Uranium stocks are all down, especially in the last two weeks. The original premise on these stocks has been that the lights will go out if uranium prices don’t rise.

I would love to hear your view on uranium’s difficult year, and if it is time to bail? Thanks for any insight, regards.

– Jack N. (Legacy Research member)

Dave’s answer: The original thesis on uranium still holds. My Casey Cost Curve analysis shows that almost no uranium mines globally are making money at current prices. This is evidenced by recent shutdowns of major uranium mines in even the lowest-cost mining camps, like Canada and Kazakhstan.

When prices sag below the cost curve, it’s one of the surest signs that a price rebound must come.

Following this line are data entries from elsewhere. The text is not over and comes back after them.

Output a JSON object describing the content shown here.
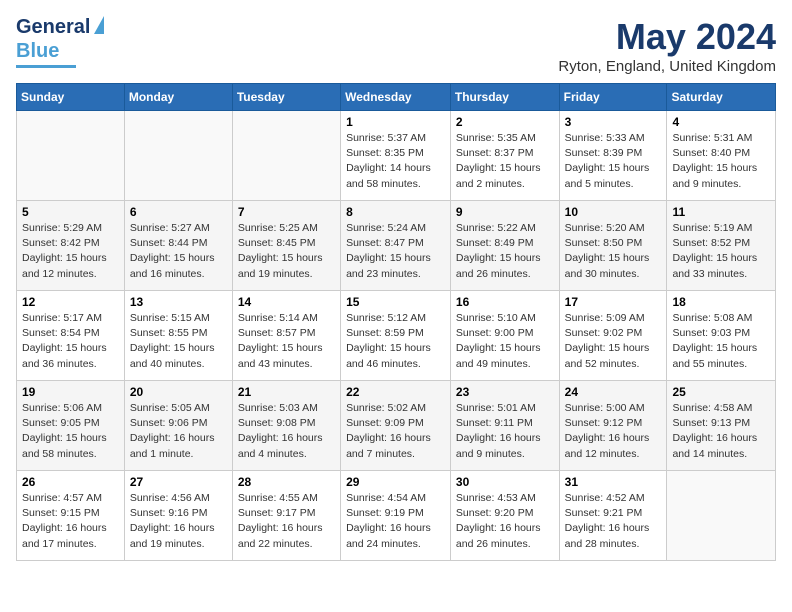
{
  "header": {
    "logo_general": "General",
    "logo_blue": "Blue",
    "month": "May 2024",
    "location": "Ryton, England, United Kingdom"
  },
  "days_of_week": [
    "Sunday",
    "Monday",
    "Tuesday",
    "Wednesday",
    "Thursday",
    "Friday",
    "Saturday"
  ],
  "weeks": [
    [
      {
        "day": "",
        "info": ""
      },
      {
        "day": "",
        "info": ""
      },
      {
        "day": "",
        "info": ""
      },
      {
        "day": "1",
        "info": "Sunrise: 5:37 AM\nSunset: 8:35 PM\nDaylight: 14 hours\nand 58 minutes."
      },
      {
        "day": "2",
        "info": "Sunrise: 5:35 AM\nSunset: 8:37 PM\nDaylight: 15 hours\nand 2 minutes."
      },
      {
        "day": "3",
        "info": "Sunrise: 5:33 AM\nSunset: 8:39 PM\nDaylight: 15 hours\nand 5 minutes."
      },
      {
        "day": "4",
        "info": "Sunrise: 5:31 AM\nSunset: 8:40 PM\nDaylight: 15 hours\nand 9 minutes."
      }
    ],
    [
      {
        "day": "5",
        "info": "Sunrise: 5:29 AM\nSunset: 8:42 PM\nDaylight: 15 hours\nand 12 minutes."
      },
      {
        "day": "6",
        "info": "Sunrise: 5:27 AM\nSunset: 8:44 PM\nDaylight: 15 hours\nand 16 minutes."
      },
      {
        "day": "7",
        "info": "Sunrise: 5:25 AM\nSunset: 8:45 PM\nDaylight: 15 hours\nand 19 minutes."
      },
      {
        "day": "8",
        "info": "Sunrise: 5:24 AM\nSunset: 8:47 PM\nDaylight: 15 hours\nand 23 minutes."
      },
      {
        "day": "9",
        "info": "Sunrise: 5:22 AM\nSunset: 8:49 PM\nDaylight: 15 hours\nand 26 minutes."
      },
      {
        "day": "10",
        "info": "Sunrise: 5:20 AM\nSunset: 8:50 PM\nDaylight: 15 hours\nand 30 minutes."
      },
      {
        "day": "11",
        "info": "Sunrise: 5:19 AM\nSunset: 8:52 PM\nDaylight: 15 hours\nand 33 minutes."
      }
    ],
    [
      {
        "day": "12",
        "info": "Sunrise: 5:17 AM\nSunset: 8:54 PM\nDaylight: 15 hours\nand 36 minutes."
      },
      {
        "day": "13",
        "info": "Sunrise: 5:15 AM\nSunset: 8:55 PM\nDaylight: 15 hours\nand 40 minutes."
      },
      {
        "day": "14",
        "info": "Sunrise: 5:14 AM\nSunset: 8:57 PM\nDaylight: 15 hours\nand 43 minutes."
      },
      {
        "day": "15",
        "info": "Sunrise: 5:12 AM\nSunset: 8:59 PM\nDaylight: 15 hours\nand 46 minutes."
      },
      {
        "day": "16",
        "info": "Sunrise: 5:10 AM\nSunset: 9:00 PM\nDaylight: 15 hours\nand 49 minutes."
      },
      {
        "day": "17",
        "info": "Sunrise: 5:09 AM\nSunset: 9:02 PM\nDaylight: 15 hours\nand 52 minutes."
      },
      {
        "day": "18",
        "info": "Sunrise: 5:08 AM\nSunset: 9:03 PM\nDaylight: 15 hours\nand 55 minutes."
      }
    ],
    [
      {
        "day": "19",
        "info": "Sunrise: 5:06 AM\nSunset: 9:05 PM\nDaylight: 15 hours\nand 58 minutes."
      },
      {
        "day": "20",
        "info": "Sunrise: 5:05 AM\nSunset: 9:06 PM\nDaylight: 16 hours\nand 1 minute."
      },
      {
        "day": "21",
        "info": "Sunrise: 5:03 AM\nSunset: 9:08 PM\nDaylight: 16 hours\nand 4 minutes."
      },
      {
        "day": "22",
        "info": "Sunrise: 5:02 AM\nSunset: 9:09 PM\nDaylight: 16 hours\nand 7 minutes."
      },
      {
        "day": "23",
        "info": "Sunrise: 5:01 AM\nSunset: 9:11 PM\nDaylight: 16 hours\nand 9 minutes."
      },
      {
        "day": "24",
        "info": "Sunrise: 5:00 AM\nSunset: 9:12 PM\nDaylight: 16 hours\nand 12 minutes."
      },
      {
        "day": "25",
        "info": "Sunrise: 4:58 AM\nSunset: 9:13 PM\nDaylight: 16 hours\nand 14 minutes."
      }
    ],
    [
      {
        "day": "26",
        "info": "Sunrise: 4:57 AM\nSunset: 9:15 PM\nDaylight: 16 hours\nand 17 minutes."
      },
      {
        "day": "27",
        "info": "Sunrise: 4:56 AM\nSunset: 9:16 PM\nDaylight: 16 hours\nand 19 minutes."
      },
      {
        "day": "28",
        "info": "Sunrise: 4:55 AM\nSunset: 9:17 PM\nDaylight: 16 hours\nand 22 minutes."
      },
      {
        "day": "29",
        "info": "Sunrise: 4:54 AM\nSunset: 9:19 PM\nDaylight: 16 hours\nand 24 minutes."
      },
      {
        "day": "30",
        "info": "Sunrise: 4:53 AM\nSunset: 9:20 PM\nDaylight: 16 hours\nand 26 minutes."
      },
      {
        "day": "31",
        "info": "Sunrise: 4:52 AM\nSunset: 9:21 PM\nDaylight: 16 hours\nand 28 minutes."
      },
      {
        "day": "",
        "info": ""
      }
    ]
  ]
}
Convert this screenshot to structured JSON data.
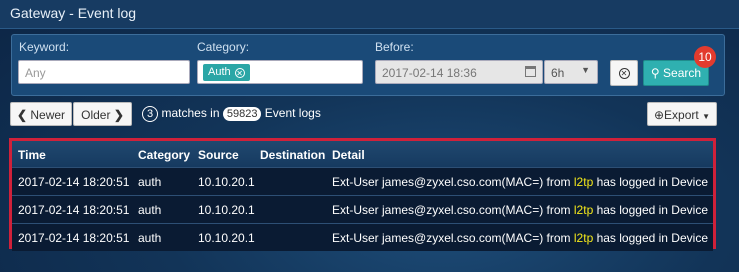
{
  "window": {
    "title": "Gateway - Event log"
  },
  "filters": {
    "keyword_label": "Keyword:",
    "keyword_placeholder": "Any",
    "category_label": "Category:",
    "category_tag": "Auth",
    "before_label": "Before:",
    "before_value": "2017-02-14 18:36",
    "range_value": "6h",
    "search_label": "Search",
    "search_badge": "10"
  },
  "toolbar": {
    "newer_label": "Newer",
    "older_label": "Older",
    "match_count": "3",
    "matches_in_text": "matches in",
    "total_count": "59823",
    "event_logs_text": "Event logs",
    "export_label": "Export"
  },
  "table": {
    "columns": [
      "Time",
      "Category",
      "Source",
      "Destination",
      "Detail"
    ],
    "rows": [
      {
        "time": "2017-02-14 18:20:51",
        "category": "auth",
        "source": "10.10.20.1",
        "destination": "",
        "detail_pre": "Ext-User james@zyxel.cso.com(MAC=) from ",
        "detail_hl": "l2tp",
        "detail_post": " has logged in Device"
      },
      {
        "time": "2017-02-14 18:20:51",
        "category": "auth",
        "source": "10.10.20.1",
        "destination": "",
        "detail_pre": "Ext-User james@zyxel.cso.com(MAC=) from ",
        "detail_hl": "l2tp",
        "detail_post": " has logged in Device"
      },
      {
        "time": "2017-02-14 18:20:51",
        "category": "auth",
        "source": "10.10.20.1",
        "destination": "",
        "detail_pre": "Ext-User james@zyxel.cso.com(MAC=) from ",
        "detail_hl": "l2tp",
        "detail_post": " has logged in Device"
      }
    ]
  },
  "colors": {
    "accent_teal": "#2fb0b0",
    "badge_red": "#e23b2e",
    "highlight_yellow": "#f4e81a",
    "table_border_red": "#d0213a"
  }
}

It can take time for supply-and-demand dynamics to work themselves through the system – but given the fundamentals, I’m happy to wait and hold my current positions in uranium.

That’s all for now.

Have a nice weekend. And safe wishes to all my fellow Floridians… and anyone else who finds themselves in Hurricane Dorian’s path.



James Wells

P.S. I had a call last week with Anthony Scaramucci – the keynote speaker at next month’s Legacy Investment Summit. And he told me he’s going to talk about “the state of the economy, the election, and observations on the future.”

I can’t wait to hear him…

And there’s still a little bit of time left for you to hear him, too… Secure your physical or virtual ticket right here.